--- Problem description ---
Within the entries below, find each line containing the word "Base" and copy it.

App and web page records
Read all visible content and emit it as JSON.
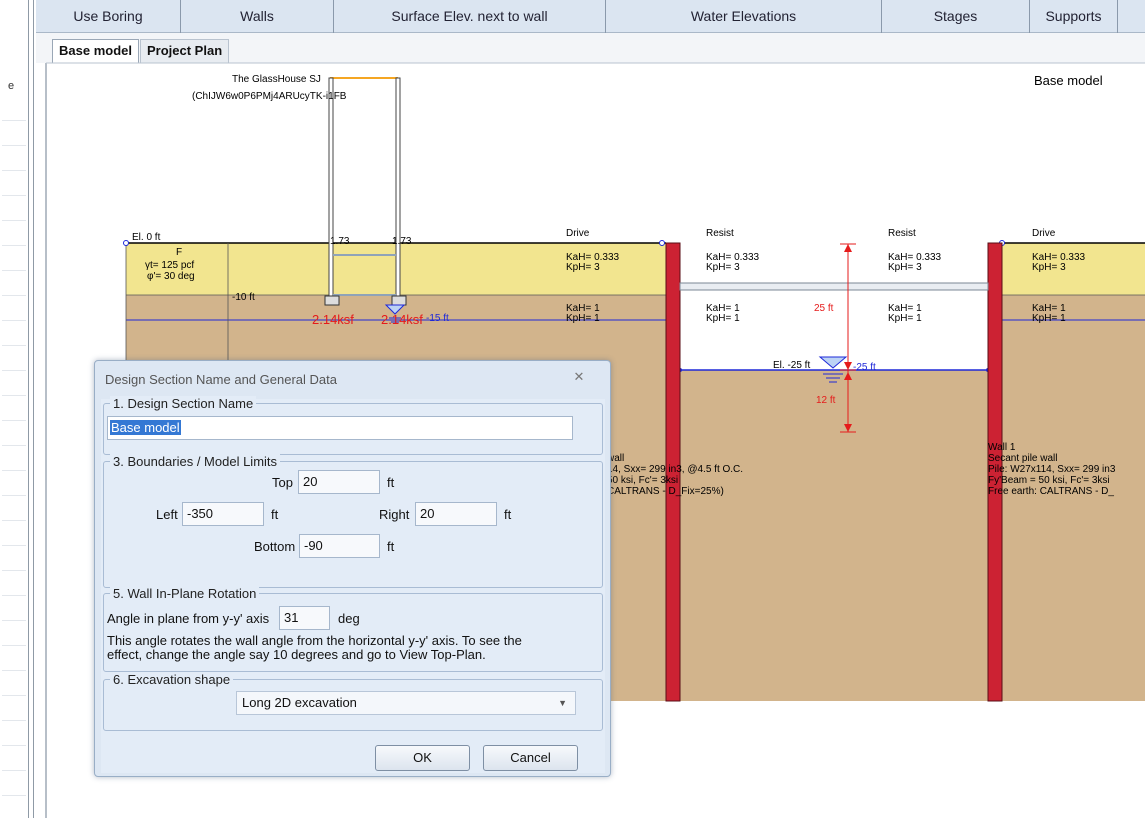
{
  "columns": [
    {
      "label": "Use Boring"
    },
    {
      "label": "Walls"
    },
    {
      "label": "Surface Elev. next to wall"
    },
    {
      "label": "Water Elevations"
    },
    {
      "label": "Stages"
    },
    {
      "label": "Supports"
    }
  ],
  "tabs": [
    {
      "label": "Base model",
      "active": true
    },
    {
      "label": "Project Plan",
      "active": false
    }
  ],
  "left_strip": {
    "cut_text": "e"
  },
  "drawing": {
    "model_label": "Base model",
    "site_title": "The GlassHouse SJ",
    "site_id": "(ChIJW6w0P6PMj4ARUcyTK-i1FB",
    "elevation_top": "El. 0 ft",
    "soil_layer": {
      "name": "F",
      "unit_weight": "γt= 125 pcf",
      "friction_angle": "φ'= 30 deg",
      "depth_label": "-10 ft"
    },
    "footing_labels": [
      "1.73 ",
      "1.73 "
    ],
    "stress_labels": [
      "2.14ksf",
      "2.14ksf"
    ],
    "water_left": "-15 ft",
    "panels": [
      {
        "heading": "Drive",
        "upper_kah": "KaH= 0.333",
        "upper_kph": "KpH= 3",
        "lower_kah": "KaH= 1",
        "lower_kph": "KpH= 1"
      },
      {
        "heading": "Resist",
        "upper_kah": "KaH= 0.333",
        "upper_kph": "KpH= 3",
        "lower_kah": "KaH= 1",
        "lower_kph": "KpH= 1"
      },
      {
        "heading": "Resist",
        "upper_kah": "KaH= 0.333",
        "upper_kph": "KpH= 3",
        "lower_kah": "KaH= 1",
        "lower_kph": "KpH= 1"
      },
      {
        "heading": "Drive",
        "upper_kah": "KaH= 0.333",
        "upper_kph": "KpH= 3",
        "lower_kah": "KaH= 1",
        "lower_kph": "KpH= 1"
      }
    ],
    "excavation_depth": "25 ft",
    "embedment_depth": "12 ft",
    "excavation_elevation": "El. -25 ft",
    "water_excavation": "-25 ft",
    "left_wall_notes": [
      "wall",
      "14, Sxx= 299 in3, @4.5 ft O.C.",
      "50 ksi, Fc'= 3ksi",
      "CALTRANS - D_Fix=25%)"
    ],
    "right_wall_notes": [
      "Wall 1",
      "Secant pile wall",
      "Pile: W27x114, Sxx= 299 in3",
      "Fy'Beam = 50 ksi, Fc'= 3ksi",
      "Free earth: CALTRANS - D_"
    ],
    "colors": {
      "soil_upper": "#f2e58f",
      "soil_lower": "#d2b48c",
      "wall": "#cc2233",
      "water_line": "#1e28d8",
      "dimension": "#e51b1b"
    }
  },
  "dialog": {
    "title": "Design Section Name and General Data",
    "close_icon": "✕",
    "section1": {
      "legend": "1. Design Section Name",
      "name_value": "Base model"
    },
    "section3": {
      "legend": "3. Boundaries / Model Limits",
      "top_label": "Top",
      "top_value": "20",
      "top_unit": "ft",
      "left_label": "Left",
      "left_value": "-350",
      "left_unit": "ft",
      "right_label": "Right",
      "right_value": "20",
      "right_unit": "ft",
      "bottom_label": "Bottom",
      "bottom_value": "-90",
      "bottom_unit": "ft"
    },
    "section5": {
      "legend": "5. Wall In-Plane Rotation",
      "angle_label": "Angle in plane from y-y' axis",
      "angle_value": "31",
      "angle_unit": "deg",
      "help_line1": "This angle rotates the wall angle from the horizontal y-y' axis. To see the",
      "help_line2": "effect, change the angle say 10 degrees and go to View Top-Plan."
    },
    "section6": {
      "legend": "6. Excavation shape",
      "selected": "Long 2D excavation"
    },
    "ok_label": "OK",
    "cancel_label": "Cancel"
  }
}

--- Response area ---
      "label": "Base model",
    "model_label": "Base model",
      "name_value": "Base model"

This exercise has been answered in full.